## Your assignment:
All lines from the one with "Enumerate this screenshot's" through the last are to be given again exactly as they stand in the data below, and only those.

## Records contained in a dataset:
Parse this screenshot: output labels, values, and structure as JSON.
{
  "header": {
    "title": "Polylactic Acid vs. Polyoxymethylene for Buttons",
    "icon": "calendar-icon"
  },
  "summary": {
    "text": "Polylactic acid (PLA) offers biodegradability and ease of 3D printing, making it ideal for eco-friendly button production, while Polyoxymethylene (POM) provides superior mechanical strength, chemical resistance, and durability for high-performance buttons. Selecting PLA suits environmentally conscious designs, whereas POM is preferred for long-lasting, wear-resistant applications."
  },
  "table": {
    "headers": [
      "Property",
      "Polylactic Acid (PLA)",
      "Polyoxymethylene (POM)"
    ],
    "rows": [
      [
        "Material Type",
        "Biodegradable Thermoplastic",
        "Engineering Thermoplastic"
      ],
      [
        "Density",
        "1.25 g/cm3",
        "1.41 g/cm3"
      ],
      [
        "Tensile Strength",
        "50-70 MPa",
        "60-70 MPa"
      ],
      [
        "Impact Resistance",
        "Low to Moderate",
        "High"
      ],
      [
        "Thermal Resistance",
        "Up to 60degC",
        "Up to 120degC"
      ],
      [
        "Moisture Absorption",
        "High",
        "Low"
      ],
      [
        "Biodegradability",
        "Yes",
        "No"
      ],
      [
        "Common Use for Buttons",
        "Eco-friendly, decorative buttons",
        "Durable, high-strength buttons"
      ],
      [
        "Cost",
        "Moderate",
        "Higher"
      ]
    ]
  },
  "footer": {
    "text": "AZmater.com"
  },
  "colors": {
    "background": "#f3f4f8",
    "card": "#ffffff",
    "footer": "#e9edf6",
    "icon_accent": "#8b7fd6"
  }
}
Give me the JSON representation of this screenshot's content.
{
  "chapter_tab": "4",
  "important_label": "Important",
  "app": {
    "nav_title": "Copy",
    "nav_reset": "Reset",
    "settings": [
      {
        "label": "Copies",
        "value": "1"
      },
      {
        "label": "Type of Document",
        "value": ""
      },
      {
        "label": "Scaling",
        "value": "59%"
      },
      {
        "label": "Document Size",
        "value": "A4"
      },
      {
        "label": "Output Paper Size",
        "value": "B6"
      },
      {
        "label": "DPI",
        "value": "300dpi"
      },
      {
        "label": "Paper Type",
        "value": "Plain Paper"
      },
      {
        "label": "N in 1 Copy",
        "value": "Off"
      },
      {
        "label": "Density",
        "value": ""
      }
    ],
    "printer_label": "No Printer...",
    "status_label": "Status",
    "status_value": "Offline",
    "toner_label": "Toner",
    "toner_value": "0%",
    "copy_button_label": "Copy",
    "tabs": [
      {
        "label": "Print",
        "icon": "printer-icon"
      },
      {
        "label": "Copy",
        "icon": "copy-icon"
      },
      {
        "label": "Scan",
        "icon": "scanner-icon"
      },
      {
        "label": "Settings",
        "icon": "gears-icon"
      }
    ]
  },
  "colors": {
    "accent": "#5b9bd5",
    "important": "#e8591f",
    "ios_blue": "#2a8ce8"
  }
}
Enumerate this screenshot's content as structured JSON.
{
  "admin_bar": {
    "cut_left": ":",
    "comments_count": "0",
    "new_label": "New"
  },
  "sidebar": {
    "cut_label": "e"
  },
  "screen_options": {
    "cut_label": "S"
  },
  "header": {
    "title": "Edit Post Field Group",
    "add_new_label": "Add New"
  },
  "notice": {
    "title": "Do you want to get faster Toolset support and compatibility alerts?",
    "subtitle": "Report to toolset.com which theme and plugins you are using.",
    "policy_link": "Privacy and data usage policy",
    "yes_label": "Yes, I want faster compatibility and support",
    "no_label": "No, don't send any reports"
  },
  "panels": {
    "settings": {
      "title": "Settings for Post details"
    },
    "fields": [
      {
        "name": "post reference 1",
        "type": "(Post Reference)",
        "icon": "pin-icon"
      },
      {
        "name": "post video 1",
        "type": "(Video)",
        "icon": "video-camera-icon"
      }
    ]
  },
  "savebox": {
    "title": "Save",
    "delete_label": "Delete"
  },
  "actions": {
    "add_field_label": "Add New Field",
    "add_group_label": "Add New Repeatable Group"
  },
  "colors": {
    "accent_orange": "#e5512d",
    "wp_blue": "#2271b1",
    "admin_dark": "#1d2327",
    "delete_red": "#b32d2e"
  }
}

## Finished exercise:
Enumerate this screenshot's content as structured JSON.
{
  "admin_bar": {
    "cut_left": ":",
    "comments_count": "0",
    "new_label": "New"
  },
  "sidebar": {
    "cut_label": "e"
  },
  "screen_options": {
    "cut_label": "S"
  },
  "header": {
    "title": "Edit Post Field Group",
    "add_new_label": "Add New"
  },
  "notice": {
    "title": "Do you want to get faster Toolset support and compatibility alerts?",
    "subtitle": "Report to toolset.com which theme and plugins you are using.",
    "policy_link": "Privacy and data usage policy",
    "yes_label": "Yes, I want faster compatibility and support",
    "no_label": "No, don't send any reports"
  },
  "panels": {
    "settings": {
      "title": "Settings for Post details"
    },
    "fields": [
      {
        "name": "post reference 1",
        "type": "(Post Reference)",
        "icon": "pin-icon"
      },
      {
        "name": "post video 1",
        "type": "(Video)",
        "icon": "video-camera-icon"
      }
    ]
  },
  "savebox": {
    "title": "Save",
    "delete_label": "Delete"
  },
  "actions": {
    "add_field_label": "Add New Field",
    "add_group_label": "Add New Repeatable Group"
  },
  "colors": {
    "accent_orange": "#e5512d",
    "wp_blue": "#2271b1",
    "admin_dark": "#1d2327",
    "delete_red": "#b32d2e"
  }
}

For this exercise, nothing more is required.